Schooling Bannerfish is a type of marine butterflyfish found in the Indo-Pacific region. It’s also called the False Moorish Idol.
This fish belongs to the Chaetodontidae family and has ray-like fins. It lives mainly near outer reef slopes and current channels.
Young schooling bannerfish gather around small, isolated reefs, while adults form large groups above the ocean floor.
In Indonesia, this fish is commonly found between 40 to 50 meters deep but can go down to 200 meters.
Schooling bannerfish swim in both bottom and middle water layers (benthopelagic) and eat plankton.
Both young and adult fish sometimes clean other sea creatures by eating parasites off them.
However, this fish is not reef-safe as it can harm coral reefs or other inhabitants.
Schooling Bannerfish Interesting Facts
- Schooling bannerfish is a marine butterflyfish found in the Indo-Pacific region, with habitats stretching from the Red Sea to Australia and Hawaii.
- These fish live near reef slopes and current channels, swimming in both bottom and middle water layers while feeding on plankton.
- Growing up to 8.3 inches (21.0 centimeters) long, this fish has unique markings: two wide dark-brown stripes, a small brown stripe near the eye, and yellow back fins.
Schooling Bannerfish Habitat
Schooling bannerfish is a fish found in the Indo-Pacific region.
Its habitat stretches from the Red Sea and South Africa to warm areas of Australia and the Hawaiian Islands.
This fish lives near reefs and doesn’t migrate. It’s typically found at depths between 5 to 210 meters, but it’s most commonly seen between 5 to 30 meters.
Schooling bannerfish thrives in subtropical waters, living between latitudes 30°N to 30°S.
Schooling Bannerfish Physical Characteristics
Size: 8.3 inches (21.0 centimeters)
Schooling bannerfish grows up to 8.3 inches (21.0 centimeters) long. It has 12 to 13 spines on its dorsal fin and 23 to 25 soft rays.

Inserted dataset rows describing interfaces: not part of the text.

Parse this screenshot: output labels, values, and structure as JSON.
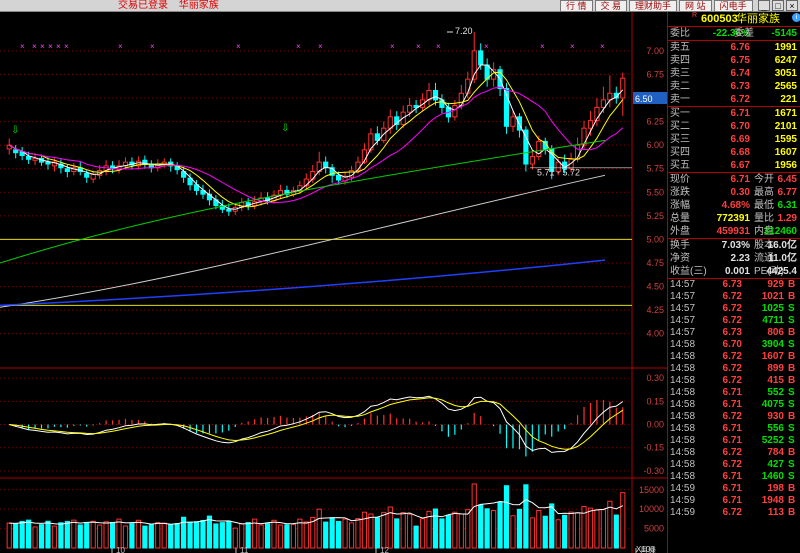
{
  "topbar": {
    "status": "交易已登录",
    "stock_link": "华丽家族",
    "buttons": [
      "行 情",
      "交 易",
      "理财助手",
      "网 站",
      "闪电手"
    ],
    "win": [
      "_",
      "□",
      "×"
    ]
  },
  "chart_data": [
    {
      "type": "candlestick",
      "title": "",
      "ylim": [
        3.7,
        7.2
      ],
      "y_ticks": [
        "7.00",
        "6.75",
        "6.50",
        "6.25",
        "6.00",
        "5.75",
        "5.50",
        "5.25",
        "5.00",
        "4.75",
        "4.50",
        "4.25",
        "4.00"
      ],
      "current_price_tag": "6.50",
      "annotations": [
        "7.20",
        "5.71 - 5.72"
      ],
      "hlines": [
        5.0,
        4.3
      ],
      "candles": [
        [
          5.96,
          6.0,
          6.07,
          5.9
        ],
        [
          5.95,
          5.92,
          6.0,
          5.86
        ],
        [
          5.93,
          5.89,
          5.98,
          5.84
        ],
        [
          5.88,
          5.85,
          5.93,
          5.8
        ],
        [
          5.84,
          5.86,
          5.91,
          5.79
        ],
        [
          5.86,
          5.82,
          5.9,
          5.78
        ],
        [
          5.82,
          5.8,
          5.87,
          5.74
        ],
        [
          5.78,
          5.82,
          5.86,
          5.72
        ],
        [
          5.8,
          5.76,
          5.85,
          5.7
        ],
        [
          5.75,
          5.72,
          5.8,
          5.66
        ],
        [
          5.72,
          5.76,
          5.81,
          5.68
        ],
        [
          5.76,
          5.72,
          5.82,
          5.68
        ],
        [
          5.7,
          5.66,
          5.74,
          5.6
        ],
        [
          5.64,
          5.69,
          5.73,
          5.6
        ],
        [
          5.68,
          5.73,
          5.79,
          5.64
        ],
        [
          5.72,
          5.78,
          5.84,
          5.68
        ],
        [
          5.78,
          5.75,
          5.83,
          5.7
        ],
        [
          5.74,
          5.78,
          5.84,
          5.7
        ],
        [
          5.78,
          5.82,
          5.87,
          5.74
        ],
        [
          5.82,
          5.79,
          5.87,
          5.74
        ],
        [
          5.78,
          5.83,
          5.88,
          5.74
        ],
        [
          5.84,
          5.8,
          5.89,
          5.75
        ],
        [
          5.8,
          5.76,
          5.84,
          5.71
        ],
        [
          5.76,
          5.8,
          5.85,
          5.72
        ],
        [
          5.8,
          5.82,
          5.86,
          5.76
        ],
        [
          5.82,
          5.78,
          5.86,
          5.72
        ],
        [
          5.78,
          5.74,
          5.82,
          5.69
        ],
        [
          5.72,
          5.66,
          5.77,
          5.6
        ],
        [
          5.65,
          5.58,
          5.7,
          5.52
        ],
        [
          5.58,
          5.52,
          5.63,
          5.47
        ],
        [
          5.52,
          5.48,
          5.58,
          5.43
        ],
        [
          5.48,
          5.42,
          5.53,
          5.36
        ],
        [
          5.42,
          5.36,
          5.47,
          5.32
        ],
        [
          5.36,
          5.32,
          5.42,
          5.28
        ],
        [
          5.32,
          5.3,
          5.38,
          5.25
        ],
        [
          5.3,
          5.34,
          5.38,
          5.26
        ],
        [
          5.34,
          5.39,
          5.44,
          5.3
        ],
        [
          5.39,
          5.36,
          5.44,
          5.31
        ],
        [
          5.36,
          5.4,
          5.46,
          5.32
        ],
        [
          5.4,
          5.44,
          5.5,
          5.36
        ],
        [
          5.44,
          5.41,
          5.5,
          5.37
        ],
        [
          5.41,
          5.47,
          5.52,
          5.38
        ],
        [
          5.47,
          5.52,
          5.58,
          5.43
        ],
        [
          5.52,
          5.48,
          5.57,
          5.44
        ],
        [
          5.48,
          5.52,
          5.56,
          5.45
        ],
        [
          5.52,
          5.57,
          5.62,
          5.48
        ],
        [
          5.57,
          5.64,
          5.7,
          5.53
        ],
        [
          5.64,
          5.72,
          5.79,
          5.6
        ],
        [
          5.72,
          5.82,
          5.93,
          5.68
        ],
        [
          5.82,
          5.76,
          5.88,
          5.7
        ],
        [
          5.76,
          5.68,
          5.8,
          5.6
        ],
        [
          5.68,
          5.63,
          5.72,
          5.58
        ],
        [
          5.62,
          5.67,
          5.72,
          5.58
        ],
        [
          5.66,
          5.73,
          5.78,
          5.62
        ],
        [
          5.73,
          5.82,
          5.88,
          5.7
        ],
        [
          5.82,
          5.95,
          6.02,
          5.8
        ],
        [
          5.95,
          6.12,
          6.18,
          5.92
        ],
        [
          6.12,
          6.05,
          6.2,
          6.0
        ],
        [
          6.05,
          6.18,
          6.25,
          6.02
        ],
        [
          6.18,
          6.3,
          6.38,
          6.12
        ],
        [
          6.3,
          6.22,
          6.36,
          6.16
        ],
        [
          6.22,
          6.35,
          6.42,
          6.18
        ],
        [
          6.35,
          6.42,
          6.5,
          6.3
        ],
        [
          6.42,
          6.4,
          6.48,
          6.34
        ],
        [
          6.4,
          6.48,
          6.55,
          6.36
        ],
        [
          6.48,
          6.58,
          6.66,
          6.42
        ],
        [
          6.58,
          6.48,
          6.66,
          6.42
        ],
        [
          6.48,
          6.4,
          6.54,
          6.34
        ],
        [
          6.4,
          6.3,
          6.45,
          6.24
        ],
        [
          6.3,
          6.42,
          6.48,
          6.26
        ],
        [
          6.42,
          6.55,
          6.64,
          6.38
        ],
        [
          6.55,
          6.7,
          6.78,
          6.5
        ],
        [
          6.7,
          7.0,
          7.2,
          6.66
        ],
        [
          7.0,
          6.85,
          7.08,
          6.8
        ],
        [
          6.85,
          6.7,
          6.92,
          6.62
        ],
        [
          6.7,
          6.8,
          6.88,
          6.62
        ],
        [
          6.8,
          6.6,
          6.84,
          6.52
        ],
        [
          6.6,
          6.2,
          6.66,
          6.12
        ],
        [
          6.2,
          6.3,
          6.36,
          6.14
        ],
        [
          6.3,
          6.16,
          6.34,
          6.08
        ],
        [
          6.16,
          5.8,
          6.2,
          5.72
        ],
        [
          5.8,
          5.88,
          5.95,
          5.74
        ],
        [
          5.88,
          6.04,
          6.1,
          5.84
        ],
        [
          6.04,
          5.96,
          6.08,
          5.9
        ],
        [
          5.96,
          5.72,
          6.0,
          5.64
        ],
        [
          5.72,
          5.82,
          5.86,
          5.68
        ],
        [
          5.82,
          5.75,
          5.9,
          5.7
        ],
        [
          5.75,
          5.85,
          5.92,
          5.71
        ],
        [
          5.85,
          6.0,
          6.08,
          5.82
        ],
        [
          6.0,
          6.18,
          6.26,
          5.96
        ],
        [
          6.18,
          6.26,
          6.36,
          6.1
        ],
        [
          6.26,
          6.4,
          6.5,
          6.2
        ],
        [
          6.4,
          6.48,
          6.62,
          6.34
        ],
        [
          6.48,
          6.55,
          6.74,
          6.4
        ],
        [
          6.55,
          6.5,
          6.62,
          6.44
        ],
        [
          6.5,
          6.71,
          6.77,
          6.31
        ]
      ]
    },
    {
      "type": "line",
      "title": "",
      "ylim": [
        -0.32,
        0.34
      ],
      "y_ticks": [
        "0.30",
        "0.15",
        "0.00",
        "-0.15",
        "-0.30"
      ]
    },
    {
      "type": "bar",
      "title": "",
      "ylim": [
        0,
        17000
      ],
      "y_ticks": [
        "15000",
        "10000",
        "5000"
      ],
      "unit_label": "X100",
      "x_labels": [
        "10",
        "11",
        "12",
        "月线"
      ]
    }
  ],
  "panel": {
    "code": "600503",
    "name": "华丽家族",
    "rmark": "R",
    "wb": {
      "l1": "委比",
      "v1": "-22.36%",
      "l2": "委差",
      "v2": "-5145"
    },
    "asks": [
      {
        "l": "卖五",
        "p": "6.76",
        "v": "1991"
      },
      {
        "l": "卖四",
        "p": "6.75",
        "v": "6247"
      },
      {
        "l": "卖三",
        "p": "6.74",
        "v": "3051"
      },
      {
        "l": "卖二",
        "p": "6.73",
        "v": "2565"
      },
      {
        "l": "卖一",
        "p": "6.72",
        "v": "221"
      }
    ],
    "bids": [
      {
        "l": "买一",
        "p": "6.71",
        "v": "1671"
      },
      {
        "l": "买二",
        "p": "6.70",
        "v": "2101"
      },
      {
        "l": "买三",
        "p": "6.69",
        "v": "1595"
      },
      {
        "l": "买四",
        "p": "6.68",
        "v": "1607"
      },
      {
        "l": "买五",
        "p": "6.67",
        "v": "1956"
      }
    ],
    "stats": [
      {
        "l1": "现价",
        "v1": "6.71",
        "c1": "red",
        "l2": "今开",
        "v2": "6.45",
        "c2": "red"
      },
      {
        "l1": "涨跌",
        "v1": "0.30",
        "c1": "red",
        "l2": "最高",
        "v2": "6.77",
        "c2": "red"
      },
      {
        "l1": "涨幅",
        "v1": "4.68%",
        "c1": "red",
        "l2": "最低",
        "v2": "6.31",
        "c2": "green"
      },
      {
        "l1": "总量",
        "v1": "772391",
        "c1": "yel",
        "l2": "量比",
        "v2": "1.29",
        "c2": "red"
      },
      {
        "l1": "外盘",
        "v1": "459931",
        "c1": "red",
        "l2": "内盘",
        "v2": "312460",
        "c2": "green"
      }
    ],
    "stats2": [
      {
        "l1": "换手",
        "v1": "7.03%",
        "l2": "股本",
        "v2": "16.0亿"
      },
      {
        "l1": "净资",
        "v1": "2.23",
        "l2": "流通",
        "v2": "11.0亿"
      },
      {
        "l1": "收益(三)",
        "v1": "0.001",
        "l2": "PE(动)",
        "v2": "4425.4"
      }
    ],
    "ticks": [
      {
        "t": "14:57",
        "p": "6.73",
        "v": "929",
        "s": "B"
      },
      {
        "t": "14:57",
        "p": "6.72",
        "v": "1021",
        "s": "B"
      },
      {
        "t": "14:57",
        "p": "6.72",
        "v": "1025",
        "s": "S"
      },
      {
        "t": "14:57",
        "p": "6.72",
        "v": "4711",
        "s": "S"
      },
      {
        "t": "14:57",
        "p": "6.73",
        "v": "806",
        "s": "B"
      },
      {
        "t": "14:58",
        "p": "6.70",
        "v": "3904",
        "s": "S"
      },
      {
        "t": "14:58",
        "p": "6.72",
        "v": "1607",
        "s": "B"
      },
      {
        "t": "14:58",
        "p": "6.72",
        "v": "899",
        "s": "B"
      },
      {
        "t": "14:58",
        "p": "6.72",
        "v": "415",
        "s": "B"
      },
      {
        "t": "14:58",
        "p": "6.71",
        "v": "552",
        "s": "S"
      },
      {
        "t": "14:58",
        "p": "6.71",
        "v": "4075",
        "s": "S"
      },
      {
        "t": "14:58",
        "p": "6.72",
        "v": "930",
        "s": "B"
      },
      {
        "t": "14:58",
        "p": "6.71",
        "v": "556",
        "s": "S"
      },
      {
        "t": "14:58",
        "p": "6.71",
        "v": "5252",
        "s": "S"
      },
      {
        "t": "14:58",
        "p": "6.72",
        "v": "784",
        "s": "B"
      },
      {
        "t": "14:58",
        "p": "6.72",
        "v": "427",
        "s": "S"
      },
      {
        "t": "14:58",
        "p": "6.71",
        "v": "1460",
        "s": "S"
      },
      {
        "t": "14:59",
        "p": "6.71",
        "v": "198",
        "s": "B"
      },
      {
        "t": "14:59",
        "p": "6.71",
        "v": "1948",
        "s": "B"
      },
      {
        "t": "14:59",
        "p": "6.72",
        "v": "113",
        "s": "B"
      }
    ]
  }
}
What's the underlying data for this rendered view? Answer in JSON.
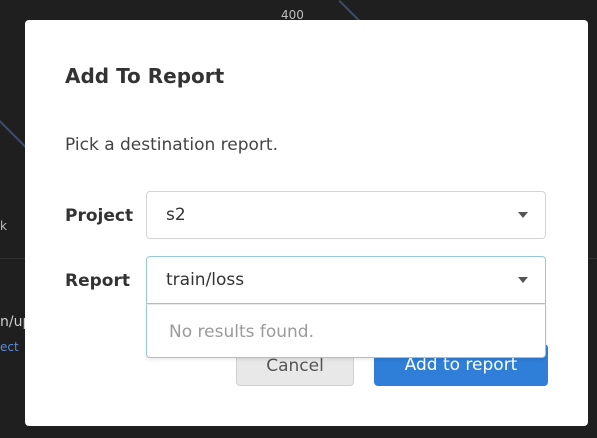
{
  "background": {
    "axis_tick": "400",
    "left_label_1": "n/up",
    "left_link": "ect",
    "left_tick": "k"
  },
  "dialog": {
    "title": "Add To Report",
    "description": "Pick a destination report.",
    "project": {
      "label": "Project",
      "value": "s2"
    },
    "report": {
      "label": "Report",
      "value": "train/loss",
      "menu_message": "No results found."
    },
    "buttons": {
      "cancel": "Cancel",
      "add": "Add to report"
    }
  },
  "colors": {
    "primary": "#2f7ed8",
    "backdrop": "#1f1f1f",
    "focus_border": "#96c8da"
  },
  "icons": {
    "dropdown": "chevron-down-icon"
  }
}
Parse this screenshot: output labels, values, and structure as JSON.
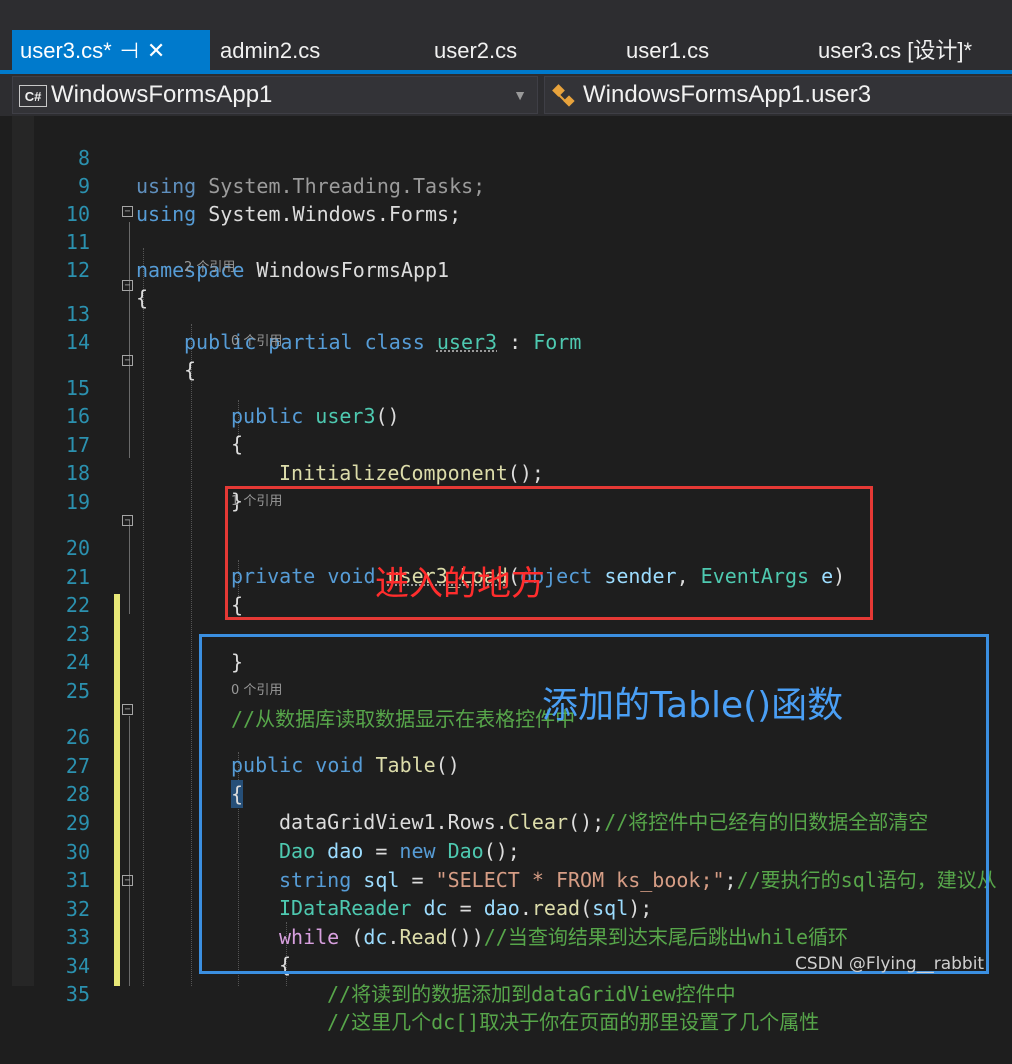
{
  "tabs": [
    {
      "label": "user3.cs*",
      "active": true
    },
    {
      "label": "admin2.cs"
    },
    {
      "label": "user2.cs"
    },
    {
      "label": "user1.cs"
    },
    {
      "label": "user3.cs [设计]*"
    }
  ],
  "icons": {
    "pin": "⊣",
    "close": "✕"
  },
  "nav": {
    "project_icon": "C#",
    "project": "WindowsFormsApp1",
    "class": "WindowsFormsApp1.user3"
  },
  "line_numbers": [
    "8",
    "9",
    "10",
    "11",
    "12",
    "13",
    "14",
    "15",
    "16",
    "17",
    "18",
    "19",
    "20",
    "21",
    "22",
    "23",
    "24",
    "25",
    "26",
    "27",
    "28",
    "29",
    "30",
    "31",
    "32",
    "33",
    "34",
    "35"
  ],
  "codelens": {
    "class": "2 个引用",
    "ctor": "0 个引用",
    "load": "1 个引用",
    "table": "0 个引用"
  },
  "code": {
    "l8": [
      "using",
      " System.Threading.Tasks;"
    ],
    "l9": [
      "using",
      " System.Windows.Forms;"
    ],
    "l11": [
      "namespace",
      " WindowsFormsApp1"
    ],
    "l12": "{",
    "l13": [
      "public partial class",
      " ",
      "user3",
      " : ",
      "Form"
    ],
    "l14": "{",
    "l15": [
      "public",
      " ",
      "user3",
      "()"
    ],
    "l16": "{",
    "l17": [
      "InitializeComponent",
      "();"
    ],
    "l18": "}",
    "l20": [
      "private void",
      " ",
      "user3_Load",
      "(",
      "object",
      " ",
      "sender",
      ", ",
      "EventArgs",
      " ",
      "e",
      ")"
    ],
    "l21": "{",
    "l23": "}",
    "l25": "//从数据库读取数据显示在表格控件中",
    "l26": [
      "public void",
      " ",
      "Table",
      "()"
    ],
    "l27": "{",
    "l28": [
      "dataGridView1",
      ".",
      "Rows",
      ".",
      "Clear",
      "();",
      "//将控件中已经有的旧数据全部清空"
    ],
    "l29": [
      "Dao",
      " ",
      "dao",
      " = ",
      "new",
      " ",
      "Dao",
      "();"
    ],
    "l30": [
      "string",
      " ",
      "sql",
      " = ",
      "\"SELECT * FROM ks_book;\"",
      ";",
      "//要执行的sql语句，建议从"
    ],
    "l31": [
      "IDataReader",
      " ",
      "dc",
      " = ",
      "dao",
      ".",
      "read",
      "(",
      "sql",
      ");"
    ],
    "l32": [
      "while",
      " (",
      "dc",
      ".",
      "Read",
      "())",
      "//当查询结果到达末尾后跳出while循环"
    ],
    "l33": "{",
    "l34": "//将读到的数据添加到dataGridView控件中",
    "l35": "//这里几个dc[]取决于你在页面的那里设置了几个属性"
  },
  "annotations": {
    "red": "进入的地方",
    "blue": "添加的Table()函数"
  },
  "watermark": "CSDN @Flying__rabbit"
}
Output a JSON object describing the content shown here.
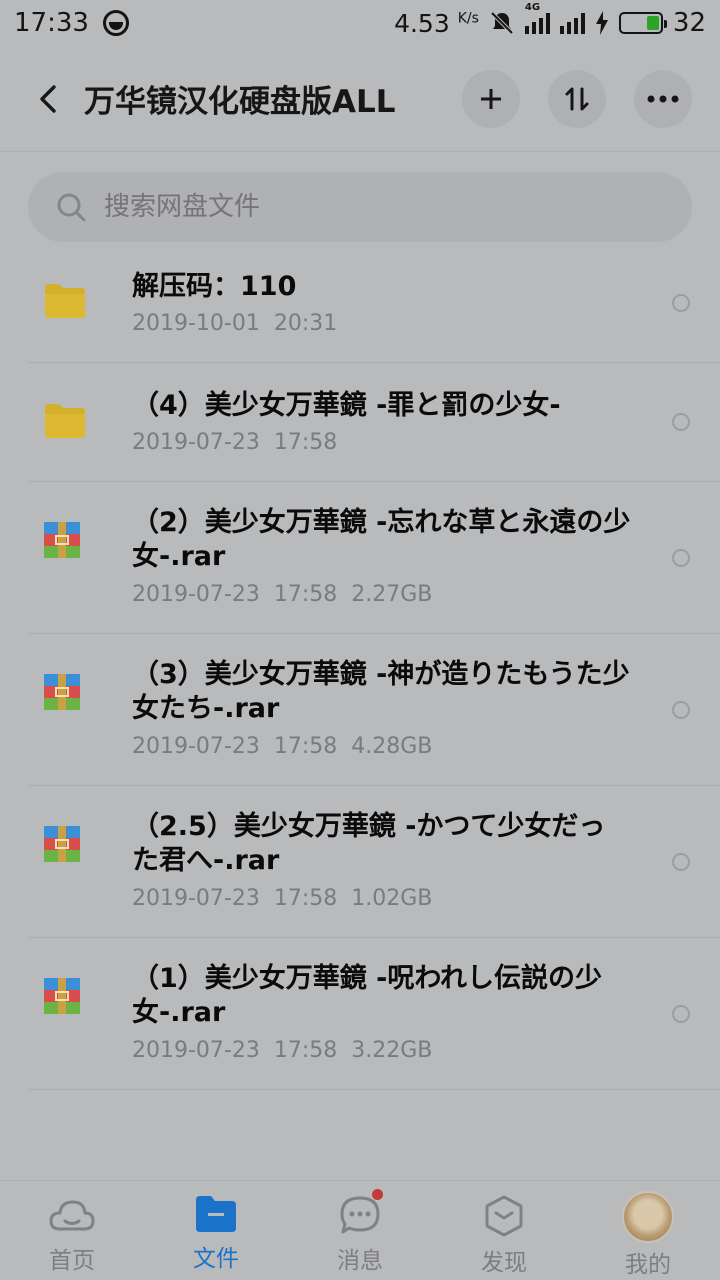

On the anal fin, it has 3 spines and 17 to 19 soft rays. This fish has a white body with two wide, slanted dark-brown stripes going from the top fin to the belly and bottom fin.
There’s also a small brown stripe running from the head to the eye. The back part of its top fin and tail fin are yellow.
The snout makes up around one-third to one-fourth of the head length, and the body is about 1.2 to 1.5 times longer than it is deep.
Schooling Bannerfish Reproduction
Schooling bannerfish lay eggs (oviparous) and form pairs when breeding.